**WORK REQUIRED**
The reply is to be an exact repetition of the entries that follow, with each picture left out.

··········

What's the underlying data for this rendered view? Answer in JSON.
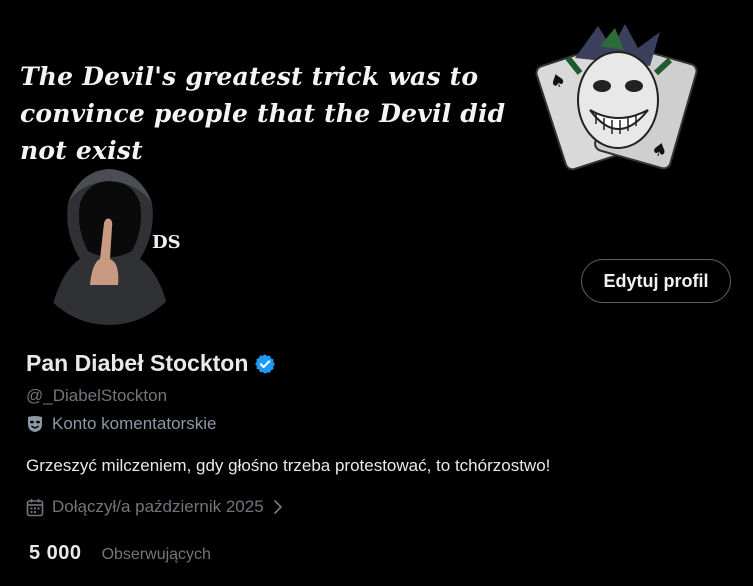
{
  "banner": {
    "quote": "The Devil's greatest trick was to convince people that the Devil did not exist",
    "image_icon": "joker-cards-illustration"
  },
  "avatar": {
    "icon": "hooded-figure-avatar",
    "monogram": "DS"
  },
  "actions": {
    "edit_profile_label": "Edytuj profil"
  },
  "profile": {
    "display_name": "Pan Diabeł Stockton",
    "verified": true,
    "handle": "@_DiabelStockton",
    "account_label": "Konto komentatorskie",
    "bio": "Grzeszyć milczeniem, gdy głośno trzeba protestować, to tchórzostwo!",
    "joined": "Dołączył/a październik 2025"
  },
  "stats": {
    "followers_count": "5 000",
    "followers_label": "Obserwujących"
  },
  "colors": {
    "background": "#000000",
    "text_primary": "#e7e9ea",
    "text_secondary": "#71767b",
    "verified_blue": "#1d9bf0",
    "button_border": "#536471"
  }
}
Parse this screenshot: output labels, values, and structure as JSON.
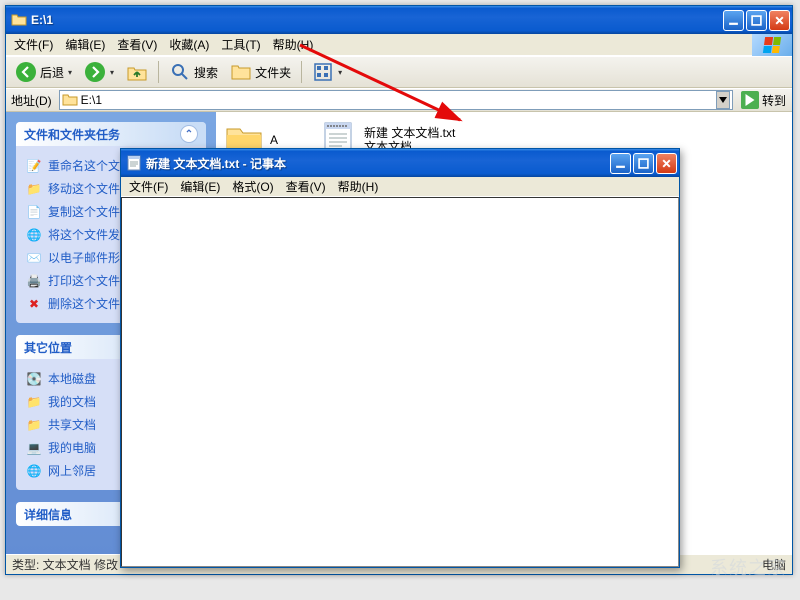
{
  "explorer": {
    "title": "E:\\1",
    "menus": [
      "文件(F)",
      "编辑(E)",
      "查看(V)",
      "收藏(A)",
      "工具(T)",
      "帮助(H)"
    ],
    "toolbar": {
      "back": "后退",
      "search": "搜索",
      "folders": "文件夹"
    },
    "addressbar": {
      "label": "地址(D)",
      "value": "E:\\1",
      "go": "转到"
    },
    "sidebar": {
      "panel1": {
        "title": "文件和文件夹任务",
        "tasks": [
          "重命名这个文件",
          "移动这个文件",
          "复制这个文件",
          "将这个文件发布到 Web",
          "以电子邮件形式发送此文件",
          "打印这个文件",
          "删除这个文件"
        ]
      },
      "panel2": {
        "title": "其它位置",
        "tasks": [
          "本地磁盘",
          "我的文档",
          "共享文档",
          "我的电脑",
          "网上邻居"
        ]
      },
      "panel3": {
        "title": "详细信息"
      }
    },
    "files": {
      "folderA": "A",
      "txtfile_line1": "新建 文本文档.txt",
      "txtfile_line2": "文本文档"
    },
    "status": "类型: 文本文档 修改",
    "status_right": "电脑"
  },
  "notepad": {
    "title": "新建 文本文档.txt - 记事本",
    "menus": [
      "文件(F)",
      "编辑(E)",
      "格式(O)",
      "查看(V)",
      "帮助(H)"
    ],
    "content": ""
  }
}
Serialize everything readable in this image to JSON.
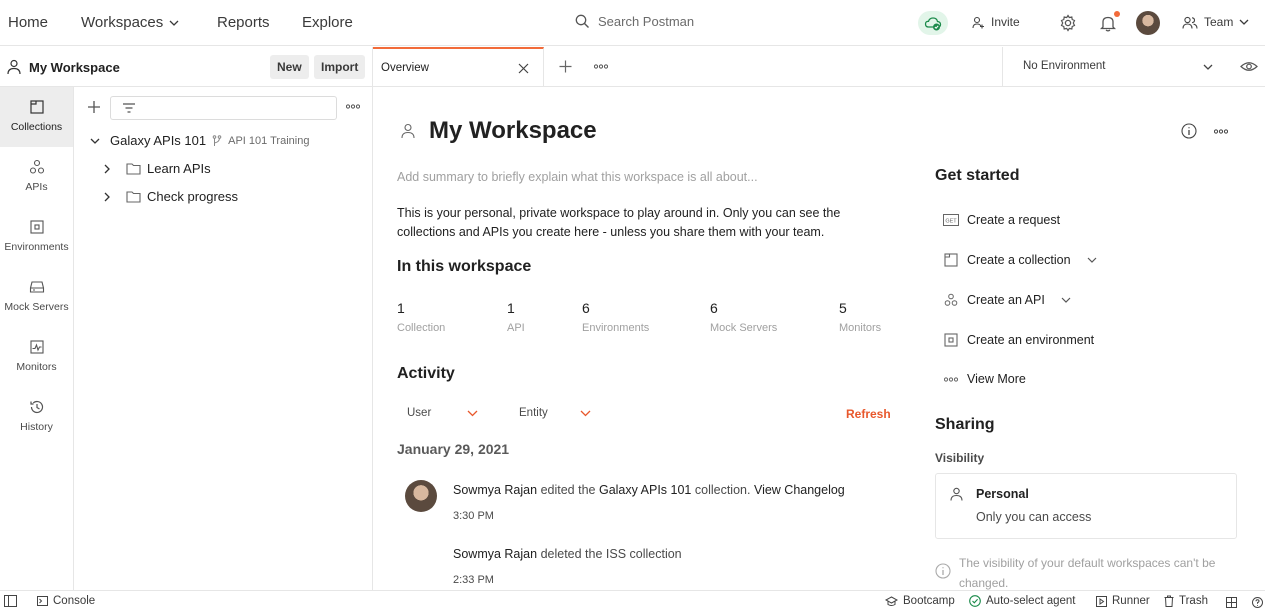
{
  "nav": {
    "home": "Home",
    "workspaces": "Workspaces",
    "reports": "Reports",
    "explore": "Explore",
    "search_placeholder": "Search Postman",
    "invite": "Invite",
    "team": "Team"
  },
  "workspace_header": {
    "title": "My Workspace",
    "new_label": "New",
    "import_label": "Import"
  },
  "rail": [
    {
      "label": "Collections",
      "icon": "collections-icon"
    },
    {
      "label": "APIs",
      "icon": "apis-icon"
    },
    {
      "label": "Environments",
      "icon": "environments-icon"
    },
    {
      "label": "Mock Servers",
      "icon": "mock-servers-icon"
    },
    {
      "label": "Monitors",
      "icon": "monitors-icon"
    },
    {
      "label": "History",
      "icon": "history-icon"
    }
  ],
  "collections": {
    "root": {
      "name": "Galaxy APIs 101",
      "fork_label": "API 101 Training"
    },
    "folders": [
      "Learn APIs",
      "Check progress"
    ]
  },
  "tabs": {
    "active_tab": "Overview",
    "environment": "No Environment"
  },
  "overview": {
    "title": "My Workspace",
    "summary_placeholder": "Add summary to briefly explain what this workspace is all about...",
    "description": "This is your personal, private workspace to play around in. Only you can see the collections and APIs you create here - unless you share them with your team.",
    "in_workspace_heading": "In this workspace",
    "stats": [
      {
        "count": "1",
        "label": "Collection"
      },
      {
        "count": "1",
        "label": "API"
      },
      {
        "count": "6",
        "label": "Environments"
      },
      {
        "count": "6",
        "label": "Mock Servers"
      },
      {
        "count": "5",
        "label": "Monitors"
      }
    ],
    "activity_heading": "Activity",
    "filter_user": "User",
    "filter_entity": "Entity",
    "refresh": "Refresh",
    "date": "January 29, 2021",
    "activities": [
      {
        "user": "Sowmya Rajan",
        "action_before": "edited the",
        "entity": "Galaxy APIs 101",
        "action_after": "collection.",
        "link": "View Changelog",
        "time": "3:30 PM"
      },
      {
        "user": "Sowmya Rajan",
        "action_before": "deleted the ISS collection",
        "entity": "",
        "action_after": "",
        "link": "",
        "time": "2:33 PM"
      }
    ]
  },
  "get_started": {
    "heading": "Get started",
    "items": [
      "Create a request",
      "Create a collection",
      "Create an API",
      "Create an environment",
      "View More"
    ]
  },
  "sharing": {
    "heading": "Sharing",
    "visibility_label": "Visibility",
    "card_title": "Personal",
    "card_desc": "Only you can access",
    "note": "The visibility of your default workspaces can't be changed."
  },
  "statusbar": {
    "console": "Console",
    "bootcamp": "Bootcamp",
    "auto_select": "Auto-select agent",
    "runner": "Runner",
    "trash": "Trash"
  },
  "colors": {
    "accent": "#f26b3a",
    "refresh": "#e8582c",
    "sync_bg": "#e2f5e9",
    "sync_icon": "#1b8a4a"
  }
}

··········

**ANSWER**
What's the underlying data for this rendered view? Answer in JSON.
{
  "banner": {
    "quote": "The Devil's greatest trick was to convince people that the Devil did not exist",
    "image_icon": "joker-cards-illustration"
  },
  "avatar": {
    "icon": "hooded-figure-avatar",
    "monogram": "DS"
  },
  "actions": {
    "edit_profile_label": "Edytuj profil"
  },
  "profile": {
    "display_name": "Pan Diabeł Stockton",
    "verified": true,
    "handle": "@_DiabelStockton",
    "account_label": "Konto komentatorskie",
    "bio": "Grzeszyć milczeniem, gdy głośno trzeba protestować, to tchórzostwo!",
    "joined": "Dołączył/a październik 2025"
  },
  "stats": {
    "followers_count": "5 000",
    "followers_label": "Obserwujących"
  },
  "colors": {
    "background": "#000000",
    "text_primary": "#e7e9ea",
    "text_secondary": "#71767b",
    "verified_blue": "#1d9bf0",
    "button_border": "#536471"
  }
}
Parse this screenshot: output labels, values, and structure as JSON.
{
  "explorer": {
    "title": "E:\\1",
    "menus": [
      "文件(F)",
      "编辑(E)",
      "查看(V)",
      "收藏(A)",
      "工具(T)",
      "帮助(H)"
    ],
    "toolbar": {
      "back": "后退",
      "search": "搜索",
      "folders": "文件夹"
    },
    "addressbar": {
      "label": "地址(D)",
      "value": "E:\\1",
      "go": "转到"
    },
    "sidebar": {
      "panel1": {
        "title": "文件和文件夹任务",
        "tasks": [
          "重命名这个文件",
          "移动这个文件",
          "复制这个文件",
          "将这个文件发布到 Web",
          "以电子邮件形式发送此文件",
          "打印这个文件",
          "删除这个文件"
        ]
      },
      "panel2": {
        "title": "其它位置",
        "tasks": [
          "本地磁盘",
          "我的文档",
          "共享文档",
          "我的电脑",
          "网上邻居"
        ]
      },
      "panel3": {
        "title": "详细信息"
      }
    },
    "files": {
      "folderA": "A",
      "txtfile_line1": "新建 文本文档.txt",
      "txtfile_line2": "文本文档"
    },
    "status": "类型: 文本文档 修改",
    "status_right": "电脑"
  },
  "notepad": {
    "title": "新建 文本文档.txt - 记事本",
    "menus": [
      "文件(F)",
      "编辑(E)",
      "格式(O)",
      "查看(V)",
      "帮助(H)"
    ],
    "content": ""
  }
}
Serialize everything readable in this image to JSON.
{
  "nav": {
    "home": "Home",
    "workspaces": "Workspaces",
    "reports": "Reports",
    "explore": "Explore",
    "search_placeholder": "Search Postman",
    "invite": "Invite",
    "team": "Team"
  },
  "workspace_header": {
    "title": "My Workspace",
    "new_label": "New",
    "import_label": "Import"
  },
  "rail": [
    {
      "label": "Collections",
      "icon": "collections-icon"
    },
    {
      "label": "APIs",
      "icon": "apis-icon"
    },
    {
      "label": "Environments",
      "icon": "environments-icon"
    },
    {
      "label": "Mock Servers",
      "icon": "mock-servers-icon"
    },
    {
      "label": "Monitors",
      "icon": "monitors-icon"
    },
    {
      "label": "History",
      "icon": "history-icon"
    }
  ],
  "collections": {
    "root": {
      "name": "Galaxy APIs 101",
      "fork_label": "API 101 Training"
    },
    "folders": [
      "Learn APIs",
      "Check progress"
    ]
  },
  "tabs": {
    "active_tab": "Overview",
    "environment": "No Environment"
  },
  "overview": {
    "title": "My Workspace",
    "summary_placeholder": "Add summary to briefly explain what this workspace is all about...",
    "description": "This is your personal, private workspace to play around in. Only you can see the collections and APIs you create here - unless you share them with your team.",
    "in_workspace_heading": "In this workspace",
    "stats": [
      {
        "count": "1",
        "label": "Collection"
      },
      {
        "count": "1",
        "label": "API"
      },
      {
        "count": "6",
        "label": "Environments"
      },
      {
        "count": "6",
        "label": "Mock Servers"
      },
      {
        "count": "5",
        "label": "Monitors"
      }
    ],
    "activity_heading": "Activity",
    "filter_user": "User",
    "filter_entity": "Entity",
    "refresh": "Refresh",
    "date": "January 29, 2021",
    "activities": [
      {
        "user": "Sowmya Rajan",
        "action_before": "edited the",
        "entity": "Galaxy APIs 101",
        "action_after": "collection.",
        "link": "View Changelog",
        "time": "3:30 PM"
      },
      {
        "user": "Sowmya Rajan",
        "action_before": "deleted the ISS collection",
        "entity": "",
        "action_after": "",
        "link": "",
        "time": "2:33 PM"
      }
    ]
  },
  "get_started": {
    "heading": "Get started",
    "items": [
      "Create a request",
      "Create a collection",
      "Create an API",
      "Create an environment",
      "View More"
    ]
  },
  "sharing": {
    "heading": "Sharing",
    "visibility_label": "Visibility",
    "card_title": "Personal",
    "card_desc": "Only you can access",
    "note": "The visibility of your default workspaces can't be changed."
  },
  "statusbar": {
    "console": "Console",
    "bootcamp": "Bootcamp",
    "auto_select": "Auto-select agent",
    "runner": "Runner",
    "trash": "Trash"
  },
  "colors": {
    "accent": "#f26b3a",
    "refresh": "#e8582c",
    "sync_bg": "#e2f5e9",
    "sync_icon": "#1b8a4a"
  }
}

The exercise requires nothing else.